I just wonder if this is too much of a cinematic oddity for general audiences to digest. How STX snuck “Hardcore Henry” into 3,000+ theaters is beyond me. I’m excited (yeah, of course, that’s a roll of quarters in my pocket), don’t get me wrong–its not every day a film shot on a pocket camera gets released in multiplexes–but I’ll be impressed if the genre defying flick punches up much more than $5M.

This might be a case where critics think it’s cool, but audiences react coolly towards it. “Outside-the-box” is not something multiplex masses are known for.

Director Jean-Marc Vallee has made two exceptional films in a row in “Dallas Buyers Club” and “Wild,” putting on a master class in indie filmmaking while showcasing some of the most honest performances you’ll see in American cinema today.

An actor’s director if there ever was one. His latest, “Demolition,” stars Jake Gyllenhaal, Naomi Watts, and Chris Cooper and looks like a drama cut from the same cloth as his previous efforts—absorbing, intense, enlightening.

Problem here is that Vallee’s latest R-rated endeavor isn’t receiving the glowing marks of his previous efforts, stalling out at 50% fresh.  His last films both soared, achieving top notch notoriety at 90%+, and both scored over $50M+ worldwide at the box office, too, which is pretty amazing these days for what comes down to extreme character pieces.

Fox Searchlight is going moderate-wide in 550+ theaters this weekend, which is also a departure for Vallee’s films, which previously opened exclusively and spread their wings, floating on positive reviews, before expanding wide. It’s a clear sign the indie shingle is going for the gusto opening weekend, as critics won’t help float this boat. Expect upwards of $3M.



  1. Batman V Superman – $24M
  2. The Boss – $20M
  3.  Zootopia – $15M
  4. My Big Fat Greek Wedding 2 – $7M
  5. Hardcore Henry – $5M


PRIME CUT OF THE WEEK: Disney’s “Rogue One: A Star Wars Story” (Dec. 16, 2016)

It’s the first Star Wars spinoff…and it’s the prequel you’ve been waiting for. Right? SPOILER ALERT: They steal the Death Star plans! The end.


SUB-PRIME CUT OF THE WEEK: FilmRise’s “Elstree 1976” (May 4, 2016)

May the fourth be with you. Need your Star Wars fix? This new documentary featuring bit players in the Star Wars universe looks pretty cool.
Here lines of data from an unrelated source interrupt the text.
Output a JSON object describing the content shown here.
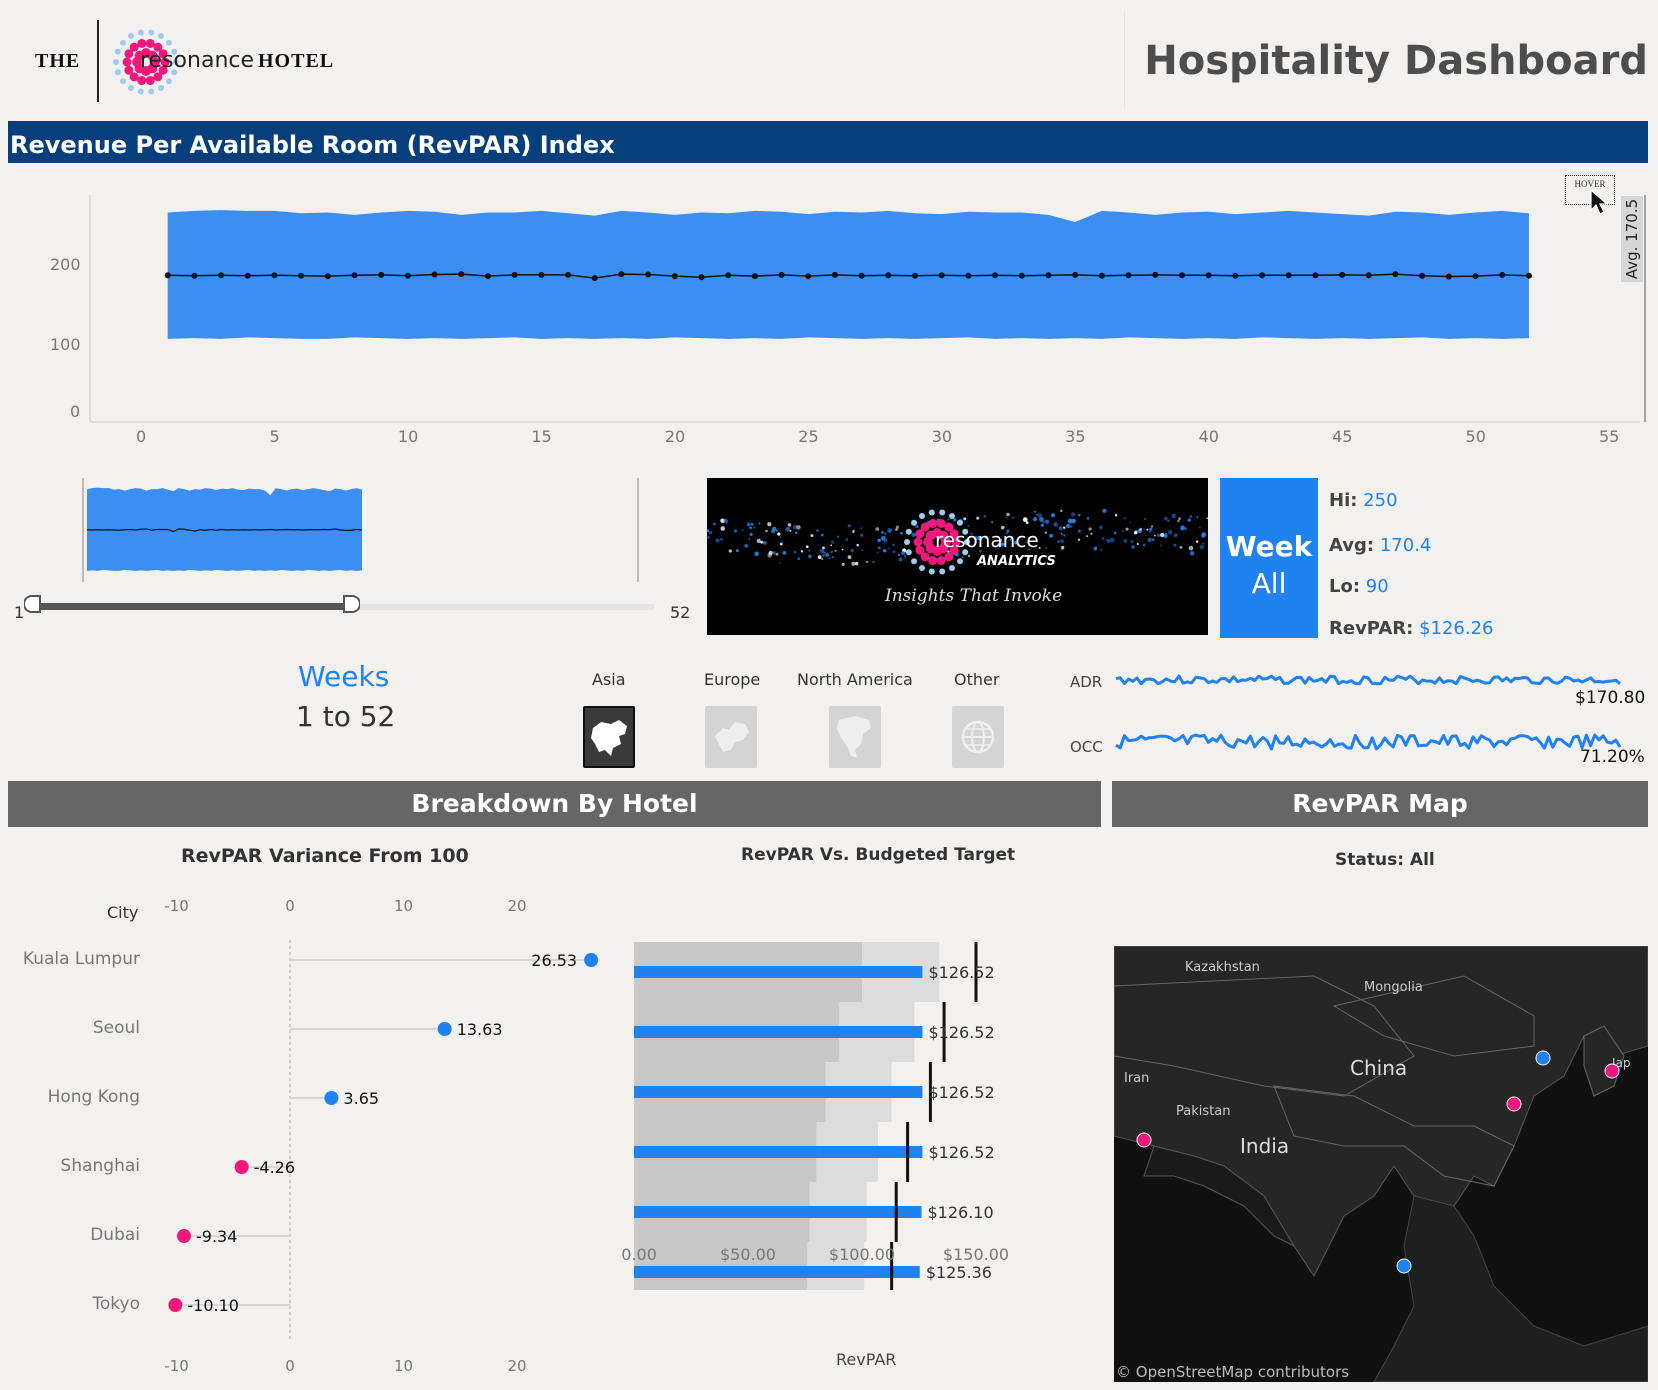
{
  "header": {
    "brand_the": "THE",
    "brand_name": "resonance",
    "brand_hotel": "HOTEL",
    "title": "Hospitality Dashboard"
  },
  "revpar_index": {
    "section_title": "Revenue Per Available Room (RevPAR) Index",
    "hover_label": "HOVER",
    "avg_label": "Avg. 170.5",
    "y_ticks": [
      "200",
      "100",
      "0"
    ],
    "x_ticks": [
      "0",
      "5",
      "10",
      "15",
      "20",
      "25",
      "30",
      "35",
      "40",
      "45",
      "50",
      "55"
    ]
  },
  "chart_data": {
    "type": "area",
    "title": "Revenue Per Available Room (RevPAR) Index",
    "xlabel": "",
    "ylabel": "",
    "xlim": [
      0,
      55
    ],
    "ylim": [
      0,
      290
    ],
    "x": [
      1,
      2,
      3,
      4,
      5,
      6,
      7,
      8,
      9,
      10,
      11,
      12,
      13,
      14,
      15,
      16,
      17,
      18,
      19,
      20,
      21,
      22,
      23,
      24,
      25,
      26,
      27,
      28,
      29,
      30,
      31,
      32,
      33,
      34,
      35,
      36,
      37,
      38,
      39,
      40,
      41,
      42,
      43,
      44,
      45,
      46,
      47,
      48,
      49,
      50,
      51,
      52
    ],
    "series": [
      {
        "values": [
          250,
          252,
          253,
          252,
          252,
          249,
          250,
          247,
          250,
          252,
          251,
          247,
          250,
          250,
          252,
          249,
          246,
          252,
          250,
          247,
          250,
          249,
          252,
          251,
          248,
          251,
          250,
          252,
          249,
          248,
          251,
          250,
          250,
          247,
          238,
          252,
          250,
          247,
          250,
          251,
          248,
          250,
          252,
          250,
          248,
          246,
          251,
          250,
          247,
          250,
          252,
          249
        ]
      },
      {
        "values": [
          90,
          91,
          90,
          92,
          91,
          90,
          90,
          92,
          91,
          90,
          91,
          90,
          91,
          92,
          90,
          91,
          90,
          91,
          90,
          92,
          91,
          90,
          91,
          90,
          92,
          91,
          90,
          91,
          90,
          91,
          92,
          90,
          91,
          90,
          91,
          90,
          92,
          91,
          90,
          91,
          90,
          92,
          91,
          90,
          91,
          90,
          91,
          92,
          90,
          91,
          90,
          91
        ]
      },
      {
        "values": [
          170.5,
          170,
          170.5,
          170,
          170.5,
          170,
          169.5,
          170.5,
          171,
          170,
          171.5,
          172,
          169.5,
          171,
          171,
          171,
          167,
          172,
          171.5,
          169.5,
          168,
          170.5,
          169.5,
          171,
          169.5,
          171,
          170,
          170.5,
          170,
          170.5,
          170,
          170.5,
          170,
          170.5,
          171,
          170,
          170.5,
          171,
          170.5,
          170.5,
          170,
          170.5,
          170.5,
          170.5,
          171,
          170.5,
          172,
          170,
          169,
          169.5,
          171,
          170
        ]
      }
    ]
  },
  "slider": {
    "min_label": "1",
    "max_label": "52"
  },
  "week_card": {
    "line1": "Week",
    "line2": "All",
    "hi_label": "Hi:",
    "hi_value": "250",
    "avg_label": "Avg:",
    "avg_value": "170.4",
    "lo_label": "Lo:",
    "lo_value": "90",
    "revpar_label": "RevPAR:",
    "revpar_value": "$126.26"
  },
  "banner": {
    "logo_main": "resonance",
    "logo_sub": "ANALYTICS",
    "tagline": "Insights That Invoke"
  },
  "weeks_filter": {
    "title": "Weeks",
    "range": "1 to 52"
  },
  "regions": [
    {
      "label": "Asia",
      "selected": true,
      "icon": "asia-map-icon"
    },
    {
      "label": "Europe",
      "selected": false,
      "icon": "europe-map-icon"
    },
    {
      "label": "North America",
      "selected": false,
      "icon": "north-america-map-icon"
    },
    {
      "label": "Other",
      "selected": false,
      "icon": "globe-icon"
    }
  ],
  "kpis": {
    "adr_label": "ADR",
    "adr_value": "$170.80",
    "occ_label": "OCC",
    "occ_value": "71.20%"
  },
  "breakdown": {
    "section_title": "Breakdown By Hotel",
    "variance_title": "RevPAR Variance From 100",
    "city_header": "City",
    "variance_ticks": [
      "-10",
      "0",
      "10",
      "20"
    ],
    "cities": [
      "Kuala Lumpur",
      "Seoul",
      "Hong Kong",
      "Shanghai",
      "Dubai",
      "Tokyo"
    ],
    "variance_labels": [
      "26.53",
      "13.63",
      "3.65",
      "-4.26",
      "-9.34",
      "-10.10"
    ],
    "budget_title": "RevPAR Vs. Budgeted Target",
    "budget_labels": [
      "$126.52",
      "$126.52",
      "$126.52",
      "$126.52",
      "$126.10",
      "$125.36"
    ],
    "budget_ticks": [
      "$0.00",
      "$50.00",
      "$100.00",
      "$150.00"
    ],
    "budget_xlabel": "RevPAR"
  },
  "variance_data": {
    "values": [
      26.53,
      13.63,
      3.65,
      -4.26,
      -9.34,
      -10.1
    ],
    "positive_color": "#1f82f0",
    "negative_color": "#f0187c"
  },
  "budget_data": {
    "revpar": [
      126.52,
      126.52,
      126.52,
      126.52,
      126.1,
      125.36
    ],
    "target": [
      150,
      136,
      130,
      120,
      115,
      113
    ],
    "band_low": [
      100,
      90,
      84,
      80,
      77,
      76
    ],
    "band_high": [
      134,
      123,
      113,
      107,
      102,
      101
    ],
    "xlim": [
      0,
      170
    ]
  },
  "map": {
    "section_title": "RevPAR Map",
    "status": "Status: All",
    "labels": [
      "Kazakhstan",
      "Mongolia",
      "China",
      "Iran",
      "Pakistan",
      "India",
      "Jap"
    ],
    "attribution": "© OpenStreetMap contributors"
  },
  "colors": {
    "accent": "#1f82f0",
    "navy": "#073f7c",
    "magenta": "#f0187c",
    "section_gray": "#666666"
  }
}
A must for any hardcore SW fan. Note: Elstree is the name of the UK studios where “Star Wars” was filmed.


CHOICE CUT OF THE WEEK: WB’s “Lego Batman Movie” (February 10, 2017)

Nobody seems to be able to decide whether or not “Batman V Superman” is actually a success, but there’s one thing everyone can agree on: THIS is the Batman movie we’ve all been waiting for!


INDIE SLICE OF THE WEEK: A24’s “Swiss Army Man” (June 17, 2016)

Call it the arthouse version of “Weekend At Bernie’s” if you want, but this looks pretty cool–Harry Potter like you’ve never seen him before…almost totally dead. While it wasn’t the most well received film at Sundance this year, it certainly got folks talking.


Lead-In Image Courtesy of Everett Historical /


Jeff Bock, NewsWhistle’s movie editor, is the senior box office analyst at Exhibitor Relations in Los Angeles, California. He can be reached at